**EXERCISE GOAL**
In the entries that follow, find every line containing "可执行文件路径" and copy it.

**PROVIDED RECORDS**
+-------+

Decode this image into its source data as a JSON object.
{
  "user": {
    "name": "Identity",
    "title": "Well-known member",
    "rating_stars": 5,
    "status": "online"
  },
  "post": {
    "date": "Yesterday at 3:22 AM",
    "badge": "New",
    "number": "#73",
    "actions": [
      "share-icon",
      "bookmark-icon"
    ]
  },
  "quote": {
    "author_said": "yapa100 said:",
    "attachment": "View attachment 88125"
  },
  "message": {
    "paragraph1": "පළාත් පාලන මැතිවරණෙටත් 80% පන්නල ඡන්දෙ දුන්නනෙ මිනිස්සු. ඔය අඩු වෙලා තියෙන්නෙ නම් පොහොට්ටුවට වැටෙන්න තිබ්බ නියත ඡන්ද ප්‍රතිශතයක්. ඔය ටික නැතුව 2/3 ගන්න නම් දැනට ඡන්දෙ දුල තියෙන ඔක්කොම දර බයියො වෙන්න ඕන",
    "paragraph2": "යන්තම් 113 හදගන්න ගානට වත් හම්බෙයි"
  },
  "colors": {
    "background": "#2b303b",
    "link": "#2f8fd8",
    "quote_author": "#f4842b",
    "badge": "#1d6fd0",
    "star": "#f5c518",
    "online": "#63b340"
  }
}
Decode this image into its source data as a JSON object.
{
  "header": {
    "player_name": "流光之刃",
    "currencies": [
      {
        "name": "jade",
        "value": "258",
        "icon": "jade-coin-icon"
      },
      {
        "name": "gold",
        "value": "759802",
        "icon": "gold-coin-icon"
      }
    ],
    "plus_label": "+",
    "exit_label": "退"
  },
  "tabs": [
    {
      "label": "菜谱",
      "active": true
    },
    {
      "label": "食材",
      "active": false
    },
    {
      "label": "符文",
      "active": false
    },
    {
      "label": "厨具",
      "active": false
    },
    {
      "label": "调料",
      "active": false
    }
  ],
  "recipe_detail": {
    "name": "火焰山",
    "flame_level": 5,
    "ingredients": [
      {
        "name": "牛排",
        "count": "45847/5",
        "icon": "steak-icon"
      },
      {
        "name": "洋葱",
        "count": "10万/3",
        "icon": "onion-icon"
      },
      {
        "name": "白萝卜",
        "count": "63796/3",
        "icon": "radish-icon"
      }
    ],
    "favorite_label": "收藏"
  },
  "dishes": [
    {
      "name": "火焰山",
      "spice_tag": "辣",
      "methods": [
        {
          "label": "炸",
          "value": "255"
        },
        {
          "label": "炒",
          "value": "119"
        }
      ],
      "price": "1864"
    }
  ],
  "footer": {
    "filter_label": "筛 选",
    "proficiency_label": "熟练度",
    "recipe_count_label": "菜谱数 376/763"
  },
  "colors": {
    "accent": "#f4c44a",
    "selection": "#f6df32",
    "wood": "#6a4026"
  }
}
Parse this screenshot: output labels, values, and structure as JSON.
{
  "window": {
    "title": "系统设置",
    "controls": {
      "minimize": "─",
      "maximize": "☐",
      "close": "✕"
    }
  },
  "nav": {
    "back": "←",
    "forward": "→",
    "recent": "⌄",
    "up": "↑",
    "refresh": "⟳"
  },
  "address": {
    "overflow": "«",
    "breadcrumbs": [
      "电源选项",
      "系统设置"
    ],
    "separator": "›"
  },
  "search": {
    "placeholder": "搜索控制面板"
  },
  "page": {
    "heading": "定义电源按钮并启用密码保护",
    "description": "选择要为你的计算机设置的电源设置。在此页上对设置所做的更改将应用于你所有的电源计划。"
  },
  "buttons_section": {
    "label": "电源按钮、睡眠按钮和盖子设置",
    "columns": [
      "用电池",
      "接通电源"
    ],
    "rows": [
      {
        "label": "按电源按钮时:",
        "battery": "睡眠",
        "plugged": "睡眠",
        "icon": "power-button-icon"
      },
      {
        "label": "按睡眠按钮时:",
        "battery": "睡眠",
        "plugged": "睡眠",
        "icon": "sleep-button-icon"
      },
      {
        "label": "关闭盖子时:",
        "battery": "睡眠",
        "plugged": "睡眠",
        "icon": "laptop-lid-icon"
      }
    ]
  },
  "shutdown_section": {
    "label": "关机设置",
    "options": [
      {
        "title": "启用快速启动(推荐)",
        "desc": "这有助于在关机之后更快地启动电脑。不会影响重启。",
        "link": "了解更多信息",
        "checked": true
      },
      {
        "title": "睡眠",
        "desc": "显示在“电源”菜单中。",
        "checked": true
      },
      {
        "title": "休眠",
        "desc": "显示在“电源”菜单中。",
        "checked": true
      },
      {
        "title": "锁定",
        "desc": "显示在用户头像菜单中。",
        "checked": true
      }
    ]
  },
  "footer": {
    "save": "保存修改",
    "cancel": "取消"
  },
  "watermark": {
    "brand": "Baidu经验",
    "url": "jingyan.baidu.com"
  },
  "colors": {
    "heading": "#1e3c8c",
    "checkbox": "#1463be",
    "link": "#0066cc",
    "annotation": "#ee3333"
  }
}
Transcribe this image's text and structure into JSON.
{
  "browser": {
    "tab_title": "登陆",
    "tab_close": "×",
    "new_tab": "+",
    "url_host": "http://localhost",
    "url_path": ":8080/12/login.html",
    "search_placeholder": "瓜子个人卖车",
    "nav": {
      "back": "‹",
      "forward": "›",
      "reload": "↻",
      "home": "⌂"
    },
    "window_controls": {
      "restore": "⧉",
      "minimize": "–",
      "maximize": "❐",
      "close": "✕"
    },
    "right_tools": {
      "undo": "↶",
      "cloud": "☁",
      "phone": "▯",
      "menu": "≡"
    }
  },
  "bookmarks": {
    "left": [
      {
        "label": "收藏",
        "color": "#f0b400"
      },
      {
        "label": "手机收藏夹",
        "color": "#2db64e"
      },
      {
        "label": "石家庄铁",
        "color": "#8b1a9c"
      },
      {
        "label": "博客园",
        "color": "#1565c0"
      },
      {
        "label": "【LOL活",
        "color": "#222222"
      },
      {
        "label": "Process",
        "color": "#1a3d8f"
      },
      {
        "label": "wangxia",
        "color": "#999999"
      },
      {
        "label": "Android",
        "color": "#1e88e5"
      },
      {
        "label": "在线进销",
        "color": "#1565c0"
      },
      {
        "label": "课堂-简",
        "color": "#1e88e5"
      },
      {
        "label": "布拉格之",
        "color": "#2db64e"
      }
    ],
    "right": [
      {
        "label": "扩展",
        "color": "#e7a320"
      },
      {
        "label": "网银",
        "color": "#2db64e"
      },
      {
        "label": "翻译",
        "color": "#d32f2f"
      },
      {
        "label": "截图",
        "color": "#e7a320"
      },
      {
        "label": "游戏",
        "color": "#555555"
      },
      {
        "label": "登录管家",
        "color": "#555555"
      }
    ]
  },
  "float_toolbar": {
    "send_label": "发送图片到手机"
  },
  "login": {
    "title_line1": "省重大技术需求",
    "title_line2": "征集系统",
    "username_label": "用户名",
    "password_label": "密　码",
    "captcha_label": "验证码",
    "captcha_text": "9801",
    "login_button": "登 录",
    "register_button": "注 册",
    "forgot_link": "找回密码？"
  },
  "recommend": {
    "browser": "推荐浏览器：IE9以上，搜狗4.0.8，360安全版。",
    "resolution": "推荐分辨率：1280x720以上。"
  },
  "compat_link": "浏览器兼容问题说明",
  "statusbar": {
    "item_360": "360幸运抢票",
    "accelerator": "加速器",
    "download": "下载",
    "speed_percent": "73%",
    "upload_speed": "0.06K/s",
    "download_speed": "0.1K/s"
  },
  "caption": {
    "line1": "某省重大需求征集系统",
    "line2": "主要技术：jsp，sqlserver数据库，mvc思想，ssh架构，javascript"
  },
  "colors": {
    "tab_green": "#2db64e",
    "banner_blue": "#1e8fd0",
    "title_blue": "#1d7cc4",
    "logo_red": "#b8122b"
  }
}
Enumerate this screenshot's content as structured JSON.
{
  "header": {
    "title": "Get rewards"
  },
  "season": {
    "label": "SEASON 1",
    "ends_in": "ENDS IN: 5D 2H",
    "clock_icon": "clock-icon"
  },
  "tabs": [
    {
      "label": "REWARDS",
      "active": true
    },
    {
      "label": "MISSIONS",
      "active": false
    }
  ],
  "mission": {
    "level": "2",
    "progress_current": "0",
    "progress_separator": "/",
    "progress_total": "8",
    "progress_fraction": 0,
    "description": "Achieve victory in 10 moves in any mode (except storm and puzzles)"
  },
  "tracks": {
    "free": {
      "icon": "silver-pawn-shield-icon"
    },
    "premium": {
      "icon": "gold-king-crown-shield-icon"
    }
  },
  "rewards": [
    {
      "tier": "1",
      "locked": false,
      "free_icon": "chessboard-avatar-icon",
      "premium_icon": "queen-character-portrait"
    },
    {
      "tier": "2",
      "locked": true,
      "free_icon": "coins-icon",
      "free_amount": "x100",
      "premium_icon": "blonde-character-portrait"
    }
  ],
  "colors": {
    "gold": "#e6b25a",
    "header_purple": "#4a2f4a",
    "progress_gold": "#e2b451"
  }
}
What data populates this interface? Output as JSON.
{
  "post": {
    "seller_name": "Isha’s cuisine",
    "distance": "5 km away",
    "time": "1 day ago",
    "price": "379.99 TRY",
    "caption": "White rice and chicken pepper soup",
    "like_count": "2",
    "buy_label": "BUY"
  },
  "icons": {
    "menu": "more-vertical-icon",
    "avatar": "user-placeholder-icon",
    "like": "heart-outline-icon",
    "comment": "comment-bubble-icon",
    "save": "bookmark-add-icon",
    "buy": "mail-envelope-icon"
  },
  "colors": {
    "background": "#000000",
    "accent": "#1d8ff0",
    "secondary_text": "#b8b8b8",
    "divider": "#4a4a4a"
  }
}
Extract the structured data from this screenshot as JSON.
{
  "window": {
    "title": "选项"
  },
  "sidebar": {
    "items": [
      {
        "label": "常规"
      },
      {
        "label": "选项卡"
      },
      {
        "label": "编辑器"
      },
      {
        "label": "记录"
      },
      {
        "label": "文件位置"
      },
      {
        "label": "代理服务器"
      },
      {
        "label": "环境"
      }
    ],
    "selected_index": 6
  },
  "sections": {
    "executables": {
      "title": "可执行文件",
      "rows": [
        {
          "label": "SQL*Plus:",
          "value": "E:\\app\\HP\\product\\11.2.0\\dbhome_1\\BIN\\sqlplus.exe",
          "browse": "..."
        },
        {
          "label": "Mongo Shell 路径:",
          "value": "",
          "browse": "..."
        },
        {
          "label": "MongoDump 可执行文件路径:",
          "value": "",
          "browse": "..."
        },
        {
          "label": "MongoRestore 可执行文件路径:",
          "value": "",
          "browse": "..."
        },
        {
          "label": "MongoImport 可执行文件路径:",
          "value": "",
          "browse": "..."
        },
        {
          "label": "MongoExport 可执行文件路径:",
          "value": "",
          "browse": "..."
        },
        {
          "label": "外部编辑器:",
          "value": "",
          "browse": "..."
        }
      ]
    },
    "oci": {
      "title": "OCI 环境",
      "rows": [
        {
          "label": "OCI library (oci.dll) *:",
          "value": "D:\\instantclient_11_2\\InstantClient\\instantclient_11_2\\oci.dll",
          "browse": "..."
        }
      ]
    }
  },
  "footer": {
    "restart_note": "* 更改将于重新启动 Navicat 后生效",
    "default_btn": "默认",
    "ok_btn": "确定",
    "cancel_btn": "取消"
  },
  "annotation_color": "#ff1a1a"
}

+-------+

**REPLY**
          "label": "MongoDump 可执行文件路径:",
          "label": "MongoRestore 可执行文件路径:",
          "label": "MongoImport 可执行文件路径:",
          "label": "MongoExport 可执行文件路径:",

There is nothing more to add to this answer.